Loss of GET pathway orthologs in Arabidopsis thaliana causes root hair growth defects and affects SNARE abundance
Authors: Xing S, Mehlhorn DG, Wallmeroth N, Asseck LY, Kar R, Voss A, Denninger P, Schmidt VA, Schwarzländer M, Stierhof YD, Grossmann G, Grefen C
CellNetworks People: Grossmann Guido
Journal: Proc Natl Acad Sci U S A. 2017 Jan 17. pii: 201619525. doi: 10.1073/pnas.1619525114

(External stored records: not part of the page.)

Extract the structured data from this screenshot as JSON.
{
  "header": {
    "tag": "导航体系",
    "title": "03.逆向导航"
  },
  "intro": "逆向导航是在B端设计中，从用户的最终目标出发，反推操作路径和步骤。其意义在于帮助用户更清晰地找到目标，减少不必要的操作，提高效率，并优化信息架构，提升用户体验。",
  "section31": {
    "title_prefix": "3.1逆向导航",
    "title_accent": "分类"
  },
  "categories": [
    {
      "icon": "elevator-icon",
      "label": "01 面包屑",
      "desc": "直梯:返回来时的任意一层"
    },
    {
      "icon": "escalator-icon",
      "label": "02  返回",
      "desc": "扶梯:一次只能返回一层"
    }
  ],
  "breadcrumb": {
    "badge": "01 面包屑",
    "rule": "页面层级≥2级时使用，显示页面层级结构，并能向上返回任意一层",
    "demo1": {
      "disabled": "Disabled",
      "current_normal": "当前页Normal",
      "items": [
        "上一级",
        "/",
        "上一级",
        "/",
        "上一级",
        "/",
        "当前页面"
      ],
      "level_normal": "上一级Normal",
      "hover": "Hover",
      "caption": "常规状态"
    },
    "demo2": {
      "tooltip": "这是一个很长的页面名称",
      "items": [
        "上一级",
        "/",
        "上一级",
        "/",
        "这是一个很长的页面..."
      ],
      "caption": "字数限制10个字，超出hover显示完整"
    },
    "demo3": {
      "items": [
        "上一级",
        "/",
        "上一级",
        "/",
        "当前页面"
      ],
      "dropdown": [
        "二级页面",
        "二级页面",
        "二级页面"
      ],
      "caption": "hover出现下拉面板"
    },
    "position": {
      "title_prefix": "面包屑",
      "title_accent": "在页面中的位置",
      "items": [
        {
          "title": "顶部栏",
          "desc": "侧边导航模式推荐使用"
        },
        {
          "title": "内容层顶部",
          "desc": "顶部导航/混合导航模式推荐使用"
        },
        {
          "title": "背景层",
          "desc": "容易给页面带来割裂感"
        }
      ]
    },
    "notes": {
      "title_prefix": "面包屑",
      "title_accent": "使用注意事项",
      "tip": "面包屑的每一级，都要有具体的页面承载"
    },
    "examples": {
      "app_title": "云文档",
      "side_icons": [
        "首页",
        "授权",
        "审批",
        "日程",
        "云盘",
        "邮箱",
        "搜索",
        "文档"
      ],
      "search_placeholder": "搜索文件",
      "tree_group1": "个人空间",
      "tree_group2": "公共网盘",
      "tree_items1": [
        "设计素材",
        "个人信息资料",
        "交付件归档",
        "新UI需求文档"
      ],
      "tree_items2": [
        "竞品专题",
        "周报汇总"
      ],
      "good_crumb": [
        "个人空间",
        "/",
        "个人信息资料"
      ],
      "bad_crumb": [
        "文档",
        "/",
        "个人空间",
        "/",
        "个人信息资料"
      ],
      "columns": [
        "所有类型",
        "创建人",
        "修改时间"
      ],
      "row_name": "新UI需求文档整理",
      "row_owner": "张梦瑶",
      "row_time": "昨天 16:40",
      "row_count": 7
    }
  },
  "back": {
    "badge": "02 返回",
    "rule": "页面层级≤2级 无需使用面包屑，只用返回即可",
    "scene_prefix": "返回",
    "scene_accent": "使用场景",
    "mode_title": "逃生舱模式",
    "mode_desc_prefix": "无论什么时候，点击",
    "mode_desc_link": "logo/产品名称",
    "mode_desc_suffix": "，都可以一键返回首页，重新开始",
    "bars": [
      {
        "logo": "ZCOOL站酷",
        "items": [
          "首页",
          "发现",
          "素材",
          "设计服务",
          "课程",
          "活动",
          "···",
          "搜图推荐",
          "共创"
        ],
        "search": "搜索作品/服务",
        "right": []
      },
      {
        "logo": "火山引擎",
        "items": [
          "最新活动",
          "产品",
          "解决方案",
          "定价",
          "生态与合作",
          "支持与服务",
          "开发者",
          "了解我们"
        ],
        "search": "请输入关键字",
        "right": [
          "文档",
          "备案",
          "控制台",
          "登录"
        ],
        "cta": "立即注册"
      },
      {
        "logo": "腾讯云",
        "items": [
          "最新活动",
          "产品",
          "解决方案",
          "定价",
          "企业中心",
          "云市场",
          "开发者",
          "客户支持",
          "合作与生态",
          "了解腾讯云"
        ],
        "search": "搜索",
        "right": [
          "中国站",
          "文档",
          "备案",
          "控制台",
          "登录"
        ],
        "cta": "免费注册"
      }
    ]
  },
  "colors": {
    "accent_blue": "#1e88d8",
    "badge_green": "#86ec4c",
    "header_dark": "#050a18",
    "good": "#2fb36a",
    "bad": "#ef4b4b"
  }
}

Soluble N-ethylmaleimide-sensitive factor attachment protein receptor (SNARE) proteins are key players in cellular trafficking and coordinate vital cellular processes, such as cytokinesis, pathogen defense, and ion transport regulation. With few exceptions, SNAREs are tail-anchored (TA) proteins, bearing a C-terminal hydrophobic domain that is essential for their membrane integration. Recently, the Guided Entry of Tail-anchored proteins (GET) pathway was described in mammalian and yeast cells that serve as a blueprint of TA protein insertion [Schuldiner M, et al. (2008) Cell 134(4):634-645; Stefanovic S, Hegde RS (2007) Cell 128(6):1147-1159]. This pathway consists of six proteins, with the cytosolic ATPase GET3 chaperoning the newly synthesized TA protein posttranslationally from the ribosome to the endoplasmic reticulum (ER) membrane. Structural and biochemical insights confirmed the potential of pathway components to facilitate membrane insertion, but the physiological significance in multicellular organisms remains to be resolved. Our phylogenetic analysis of 37 GET3 orthologs from 18 different species revealed the presence of two different GET3 clades. We identified and analyzed GET pathway components in Arabidopsis thaliana and found reduced root hair elongation in Atget lines, possibly as a result of reduced SNARE biogenesis. Overexpression of AtGET3a in a receptor knockout (KO) results in severe growth defects, suggesting presence of alternative insertion pathways while highlighting an intricate involvement for the GET pathway in cellular homeostasis of plants.